◆ **Problem details**
Gather each line of the entries below that includes "Entidad".

==================================================

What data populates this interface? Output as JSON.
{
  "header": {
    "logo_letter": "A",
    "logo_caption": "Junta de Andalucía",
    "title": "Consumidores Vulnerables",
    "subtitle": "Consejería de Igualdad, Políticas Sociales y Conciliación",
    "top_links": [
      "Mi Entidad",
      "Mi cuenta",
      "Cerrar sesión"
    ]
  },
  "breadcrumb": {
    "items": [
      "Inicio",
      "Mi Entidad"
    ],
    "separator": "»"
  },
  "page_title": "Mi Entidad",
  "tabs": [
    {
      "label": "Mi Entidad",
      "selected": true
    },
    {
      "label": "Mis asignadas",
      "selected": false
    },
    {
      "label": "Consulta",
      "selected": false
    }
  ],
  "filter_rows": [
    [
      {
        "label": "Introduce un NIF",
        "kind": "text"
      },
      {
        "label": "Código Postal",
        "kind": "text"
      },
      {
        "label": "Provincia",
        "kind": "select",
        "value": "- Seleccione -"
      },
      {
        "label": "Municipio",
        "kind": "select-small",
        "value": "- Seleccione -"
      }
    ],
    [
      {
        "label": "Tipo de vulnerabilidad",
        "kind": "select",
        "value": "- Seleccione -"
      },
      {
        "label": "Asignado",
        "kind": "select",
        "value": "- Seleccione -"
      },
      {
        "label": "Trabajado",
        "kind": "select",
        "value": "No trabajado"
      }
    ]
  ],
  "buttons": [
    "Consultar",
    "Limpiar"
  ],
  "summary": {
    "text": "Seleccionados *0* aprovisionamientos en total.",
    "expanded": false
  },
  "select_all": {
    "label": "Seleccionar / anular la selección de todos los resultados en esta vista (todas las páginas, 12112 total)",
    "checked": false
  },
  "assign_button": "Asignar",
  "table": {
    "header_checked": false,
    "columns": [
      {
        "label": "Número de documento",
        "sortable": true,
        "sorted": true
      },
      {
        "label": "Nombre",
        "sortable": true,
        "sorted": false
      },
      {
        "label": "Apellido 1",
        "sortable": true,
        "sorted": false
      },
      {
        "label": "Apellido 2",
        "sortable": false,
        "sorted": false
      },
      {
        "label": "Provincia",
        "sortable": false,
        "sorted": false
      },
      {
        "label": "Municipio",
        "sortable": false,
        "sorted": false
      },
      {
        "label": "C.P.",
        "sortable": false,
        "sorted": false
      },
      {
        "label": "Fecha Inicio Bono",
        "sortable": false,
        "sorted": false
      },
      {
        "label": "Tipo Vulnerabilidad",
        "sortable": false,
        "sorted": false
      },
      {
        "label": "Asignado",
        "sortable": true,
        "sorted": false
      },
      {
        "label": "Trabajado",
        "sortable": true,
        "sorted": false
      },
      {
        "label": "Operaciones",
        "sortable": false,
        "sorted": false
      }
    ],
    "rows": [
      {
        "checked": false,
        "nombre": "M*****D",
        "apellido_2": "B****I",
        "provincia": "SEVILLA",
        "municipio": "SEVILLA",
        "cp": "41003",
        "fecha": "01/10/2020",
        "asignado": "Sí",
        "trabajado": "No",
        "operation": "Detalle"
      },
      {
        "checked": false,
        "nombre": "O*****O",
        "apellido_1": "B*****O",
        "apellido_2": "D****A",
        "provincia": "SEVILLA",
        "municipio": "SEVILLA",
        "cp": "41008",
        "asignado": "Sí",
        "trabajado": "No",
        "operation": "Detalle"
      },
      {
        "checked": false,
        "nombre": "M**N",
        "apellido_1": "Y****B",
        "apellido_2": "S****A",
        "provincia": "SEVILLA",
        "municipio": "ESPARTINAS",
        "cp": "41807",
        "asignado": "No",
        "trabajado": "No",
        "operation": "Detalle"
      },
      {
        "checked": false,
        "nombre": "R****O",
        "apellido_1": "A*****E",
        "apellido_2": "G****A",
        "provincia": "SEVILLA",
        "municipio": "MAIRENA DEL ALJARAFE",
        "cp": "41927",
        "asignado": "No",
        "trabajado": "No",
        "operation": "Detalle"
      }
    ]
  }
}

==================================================

◆ **Answer area**
      "Mi Entidad",
      "Mi Entidad"
  "page_title": "Mi Entidad",
      "label": "Mi Entidad",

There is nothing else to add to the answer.